(GIVEN DATA)
* * * *
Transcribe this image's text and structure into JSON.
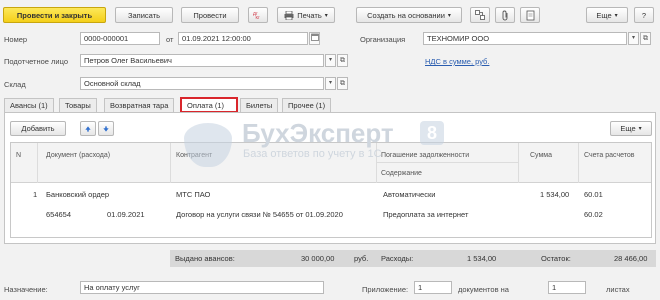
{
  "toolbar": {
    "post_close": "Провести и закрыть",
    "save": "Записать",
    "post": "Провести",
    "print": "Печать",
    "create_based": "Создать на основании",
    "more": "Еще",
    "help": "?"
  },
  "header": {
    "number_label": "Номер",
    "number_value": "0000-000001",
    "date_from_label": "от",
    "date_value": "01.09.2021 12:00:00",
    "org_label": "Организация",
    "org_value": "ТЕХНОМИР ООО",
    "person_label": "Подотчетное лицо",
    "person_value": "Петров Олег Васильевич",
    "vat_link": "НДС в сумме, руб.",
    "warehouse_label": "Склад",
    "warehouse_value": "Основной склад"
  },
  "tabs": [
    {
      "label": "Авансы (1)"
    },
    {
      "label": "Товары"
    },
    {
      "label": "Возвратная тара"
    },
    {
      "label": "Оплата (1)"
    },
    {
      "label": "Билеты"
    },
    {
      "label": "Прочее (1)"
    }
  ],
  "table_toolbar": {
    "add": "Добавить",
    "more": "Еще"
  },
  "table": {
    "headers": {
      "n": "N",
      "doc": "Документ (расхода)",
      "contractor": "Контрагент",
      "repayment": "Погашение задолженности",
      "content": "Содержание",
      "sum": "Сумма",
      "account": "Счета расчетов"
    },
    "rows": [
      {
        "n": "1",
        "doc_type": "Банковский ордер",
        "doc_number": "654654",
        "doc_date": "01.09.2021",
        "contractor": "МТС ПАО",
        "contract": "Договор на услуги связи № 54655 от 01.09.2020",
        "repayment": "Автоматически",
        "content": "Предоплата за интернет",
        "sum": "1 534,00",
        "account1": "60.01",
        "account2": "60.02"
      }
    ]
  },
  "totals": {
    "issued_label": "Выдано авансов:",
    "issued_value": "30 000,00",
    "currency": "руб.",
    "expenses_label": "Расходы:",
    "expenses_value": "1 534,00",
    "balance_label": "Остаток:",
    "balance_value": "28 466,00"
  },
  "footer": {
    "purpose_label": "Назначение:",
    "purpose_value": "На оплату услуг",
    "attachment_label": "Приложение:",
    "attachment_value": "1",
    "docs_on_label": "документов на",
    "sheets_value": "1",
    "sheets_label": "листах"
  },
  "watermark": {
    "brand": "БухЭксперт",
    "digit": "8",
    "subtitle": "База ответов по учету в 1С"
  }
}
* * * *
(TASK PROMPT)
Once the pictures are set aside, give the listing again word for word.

(TASK SOLUTION)
Transcribe this image's text and structure into JSON.
{
  "toolbar": {
    "post_close": "Провести и закрыть",
    "save": "Записать",
    "post": "Провести",
    "print": "Печать",
    "create_based": "Создать на основании",
    "more": "Еще",
    "help": "?"
  },
  "header": {
    "number_label": "Номер",
    "number_value": "0000-000001",
    "date_from_label": "от",
    "date_value": "01.09.2021 12:00:00",
    "org_label": "Организация",
    "org_value": "ТЕХНОМИР ООО",
    "person_label": "Подотчетное лицо",
    "person_value": "Петров Олег Васильевич",
    "vat_link": "НДС в сумме, руб.",
    "warehouse_label": "Склад",
    "warehouse_value": "Основной склад"
  },
  "tabs": [
    {
      "label": "Авансы (1)"
    },
    {
      "label": "Товары"
    },
    {
      "label": "Возвратная тара"
    },
    {
      "label": "Оплата (1)"
    },
    {
      "label": "Билеты"
    },
    {
      "label": "Прочее (1)"
    }
  ],
  "table_toolbar": {
    "add": "Добавить",
    "more": "Еще"
  },
  "table": {
    "headers": {
      "n": "N",
      "doc": "Документ (расхода)",
      "contractor": "Контрагент",
      "repayment": "Погашение задолженности",
      "content": "Содержание",
      "sum": "Сумма",
      "account": "Счета расчетов"
    },
    "rows": [
      {
        "n": "1",
        "doc_type": "Банковский ордер",
        "doc_number": "654654",
        "doc_date": "01.09.2021",
        "contractor": "МТС ПАО",
        "contract": "Договор на услуги связи № 54655 от 01.09.2020",
        "repayment": "Автоматически",
        "content": "Предоплата за интернет",
        "sum": "1 534,00",
        "account1": "60.01",
        "account2": "60.02"
      }
    ]
  },
  "totals": {
    "issued_label": "Выдано авансов:",
    "issued_value": "30 000,00",
    "currency": "руб.",
    "expenses_label": "Расходы:",
    "expenses_value": "1 534,00",
    "balance_label": "Остаток:",
    "balance_value": "28 466,00"
  },
  "footer": {
    "purpose_label": "Назначение:",
    "purpose_value": "На оплату услуг",
    "attachment_label": "Приложение:",
    "attachment_value": "1",
    "docs_on_label": "документов на",
    "sheets_value": "1",
    "sheets_label": "листах"
  },
  "watermark": {
    "brand": "БухЭксперт",
    "digit": "8",
    "subtitle": "База ответов по учету в 1С"
  }
}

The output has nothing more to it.